A gem (not germ) of a story idea hits you, but then you remember a well-known piece of advice… write what you know. If we only wrote what we knew our choices for plots would be extremely limited. What to do! What I do is research the net, newspaper stories, and badger those who are expertise in the field I want to probe.

I love the mystery of the isolated coves and inlets of the Eastern Shore Region of Nova Scotia. Drug smuggling by sea is prevalent there but what did I know about it? Zilch!

Google is fine for finding general information, yet it alone can’t give that personal touch that will reflect in the story. For Means To An End, I contacted an RCMP officer and got his perspective from their point of view, then decided to go into chatrooms to see if I could locate prison guards who could tell me something about the seedier side of life. I needed this awareness since the characters were dealing with criminal elements.

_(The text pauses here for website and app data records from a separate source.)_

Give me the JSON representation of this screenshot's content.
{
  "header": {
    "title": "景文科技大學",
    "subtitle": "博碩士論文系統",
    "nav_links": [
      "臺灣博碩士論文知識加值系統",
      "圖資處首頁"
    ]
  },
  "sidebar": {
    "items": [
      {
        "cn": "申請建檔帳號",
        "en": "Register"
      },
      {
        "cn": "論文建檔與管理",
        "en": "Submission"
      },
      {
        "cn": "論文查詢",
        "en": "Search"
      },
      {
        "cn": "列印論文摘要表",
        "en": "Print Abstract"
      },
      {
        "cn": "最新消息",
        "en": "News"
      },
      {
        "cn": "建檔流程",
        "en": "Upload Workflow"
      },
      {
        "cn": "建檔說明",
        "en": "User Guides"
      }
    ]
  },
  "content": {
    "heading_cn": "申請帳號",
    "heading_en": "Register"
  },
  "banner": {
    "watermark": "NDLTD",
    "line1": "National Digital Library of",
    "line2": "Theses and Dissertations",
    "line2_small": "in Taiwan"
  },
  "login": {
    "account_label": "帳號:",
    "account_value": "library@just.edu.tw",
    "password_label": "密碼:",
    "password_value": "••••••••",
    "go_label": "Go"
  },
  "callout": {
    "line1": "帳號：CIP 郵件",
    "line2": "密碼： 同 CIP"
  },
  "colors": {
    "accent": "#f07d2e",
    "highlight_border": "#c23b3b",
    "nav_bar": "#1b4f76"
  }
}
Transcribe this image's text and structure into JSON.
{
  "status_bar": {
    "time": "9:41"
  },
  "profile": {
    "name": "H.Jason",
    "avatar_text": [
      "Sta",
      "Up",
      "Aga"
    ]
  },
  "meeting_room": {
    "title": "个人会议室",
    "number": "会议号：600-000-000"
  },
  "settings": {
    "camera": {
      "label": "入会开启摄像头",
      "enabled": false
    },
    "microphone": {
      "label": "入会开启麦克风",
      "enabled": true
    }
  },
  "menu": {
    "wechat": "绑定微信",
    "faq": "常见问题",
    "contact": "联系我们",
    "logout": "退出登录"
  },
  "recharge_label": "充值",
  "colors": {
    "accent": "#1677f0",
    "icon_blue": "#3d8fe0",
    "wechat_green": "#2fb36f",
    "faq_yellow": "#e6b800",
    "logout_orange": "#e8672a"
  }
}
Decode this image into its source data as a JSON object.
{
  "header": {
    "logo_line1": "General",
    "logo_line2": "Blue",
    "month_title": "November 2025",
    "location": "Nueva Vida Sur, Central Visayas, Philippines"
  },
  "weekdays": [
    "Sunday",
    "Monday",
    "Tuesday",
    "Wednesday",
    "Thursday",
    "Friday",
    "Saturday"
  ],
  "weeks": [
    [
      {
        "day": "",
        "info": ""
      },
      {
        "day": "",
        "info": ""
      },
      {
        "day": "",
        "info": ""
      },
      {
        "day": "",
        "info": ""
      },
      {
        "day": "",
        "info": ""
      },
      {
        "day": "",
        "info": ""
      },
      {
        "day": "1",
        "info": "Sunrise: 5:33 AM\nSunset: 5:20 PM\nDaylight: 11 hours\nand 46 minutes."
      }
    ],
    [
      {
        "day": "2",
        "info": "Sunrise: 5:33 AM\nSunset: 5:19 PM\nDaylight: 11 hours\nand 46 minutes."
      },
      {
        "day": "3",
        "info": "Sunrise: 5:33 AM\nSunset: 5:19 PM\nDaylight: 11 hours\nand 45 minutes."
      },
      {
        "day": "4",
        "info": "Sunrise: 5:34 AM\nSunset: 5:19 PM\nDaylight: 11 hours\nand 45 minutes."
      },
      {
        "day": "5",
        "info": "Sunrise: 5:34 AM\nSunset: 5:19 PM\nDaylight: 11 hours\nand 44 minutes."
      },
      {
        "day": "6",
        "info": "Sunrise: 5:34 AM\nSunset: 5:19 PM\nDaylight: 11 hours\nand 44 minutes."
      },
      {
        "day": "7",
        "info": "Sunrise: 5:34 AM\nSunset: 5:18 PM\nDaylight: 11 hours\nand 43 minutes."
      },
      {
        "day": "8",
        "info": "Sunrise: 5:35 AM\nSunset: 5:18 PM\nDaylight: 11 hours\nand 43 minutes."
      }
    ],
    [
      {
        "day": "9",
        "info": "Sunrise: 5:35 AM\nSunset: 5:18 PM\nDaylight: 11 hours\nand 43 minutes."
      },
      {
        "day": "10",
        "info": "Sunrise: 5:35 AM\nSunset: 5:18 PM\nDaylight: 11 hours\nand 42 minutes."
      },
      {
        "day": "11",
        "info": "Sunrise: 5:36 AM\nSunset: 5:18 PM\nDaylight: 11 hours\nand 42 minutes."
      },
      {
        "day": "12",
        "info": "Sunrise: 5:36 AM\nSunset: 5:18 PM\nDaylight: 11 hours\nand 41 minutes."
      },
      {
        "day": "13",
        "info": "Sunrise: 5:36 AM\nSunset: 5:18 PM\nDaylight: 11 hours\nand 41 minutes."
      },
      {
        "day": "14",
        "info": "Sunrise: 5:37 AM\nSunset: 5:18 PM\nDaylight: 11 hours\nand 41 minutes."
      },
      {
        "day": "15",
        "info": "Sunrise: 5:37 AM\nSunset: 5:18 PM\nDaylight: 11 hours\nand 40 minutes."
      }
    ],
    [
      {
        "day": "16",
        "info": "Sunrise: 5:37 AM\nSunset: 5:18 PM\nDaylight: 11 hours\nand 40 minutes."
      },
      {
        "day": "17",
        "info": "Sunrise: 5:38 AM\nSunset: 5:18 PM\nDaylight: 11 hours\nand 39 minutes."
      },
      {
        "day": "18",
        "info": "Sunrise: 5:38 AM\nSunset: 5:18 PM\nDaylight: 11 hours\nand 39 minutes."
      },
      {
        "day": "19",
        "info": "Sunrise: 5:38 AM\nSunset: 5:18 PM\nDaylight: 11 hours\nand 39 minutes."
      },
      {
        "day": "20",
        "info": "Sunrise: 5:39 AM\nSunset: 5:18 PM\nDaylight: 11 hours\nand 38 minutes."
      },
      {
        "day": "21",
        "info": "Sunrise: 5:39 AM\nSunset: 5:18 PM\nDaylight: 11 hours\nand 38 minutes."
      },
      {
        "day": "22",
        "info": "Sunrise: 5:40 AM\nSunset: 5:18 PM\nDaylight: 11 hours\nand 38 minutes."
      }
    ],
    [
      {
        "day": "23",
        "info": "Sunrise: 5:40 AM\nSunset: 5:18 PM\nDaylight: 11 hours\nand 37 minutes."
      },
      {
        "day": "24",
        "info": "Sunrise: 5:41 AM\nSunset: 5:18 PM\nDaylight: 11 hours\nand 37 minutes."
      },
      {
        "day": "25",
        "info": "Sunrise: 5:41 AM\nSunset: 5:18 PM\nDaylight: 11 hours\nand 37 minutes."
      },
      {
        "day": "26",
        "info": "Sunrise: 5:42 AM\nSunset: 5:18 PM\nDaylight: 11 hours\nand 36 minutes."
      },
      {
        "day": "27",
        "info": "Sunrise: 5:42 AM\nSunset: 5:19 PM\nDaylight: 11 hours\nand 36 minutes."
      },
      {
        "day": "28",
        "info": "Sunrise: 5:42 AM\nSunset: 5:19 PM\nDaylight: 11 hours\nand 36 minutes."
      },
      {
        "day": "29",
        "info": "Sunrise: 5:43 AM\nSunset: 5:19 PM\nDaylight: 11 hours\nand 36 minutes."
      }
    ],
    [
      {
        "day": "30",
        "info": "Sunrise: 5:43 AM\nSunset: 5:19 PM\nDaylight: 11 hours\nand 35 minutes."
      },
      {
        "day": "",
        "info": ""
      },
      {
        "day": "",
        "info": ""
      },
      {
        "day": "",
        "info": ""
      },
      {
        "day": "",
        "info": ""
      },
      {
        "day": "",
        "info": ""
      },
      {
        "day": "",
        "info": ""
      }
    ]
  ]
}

Not to end my research there, I needed a heroine who could personify a character against the justice system to provide immediate conflict with the RCMP officer striving to bring down the drug trade. To develop her I contacted another writer who worked in the Justice department here. To boost the setting’s sensuality, I persuaded my hubby to take me to stay in a chalet at the resort where the H&H relationship developed. We went back three times, lol.

Much of the information I received I could also use in Undercover Trouble and the book practically wrote itself. Something About That Lady was drawn from what I did know having lived in Alberta and passing a huge ranch on each trip to Banff.

A Spirited Liaison, which is an April release from Champagne Books, required more than a rich imagination and a Kenny-Rogers type privateer who plays such an integral part in the development of the H&H relationship. I researched museums and diaries of real privateers and, to go into it deeper, I enjoyed a cruise on the Bluenose11 to learn what it would feel like for my characters to hear the sails billow and feel the sea breezes from the vantage point of the ship modeled on schooners of long ago.

So don’t be put off by writing on what you don’t know… learn what you need from the experts. Happy writing! Carol McPhee: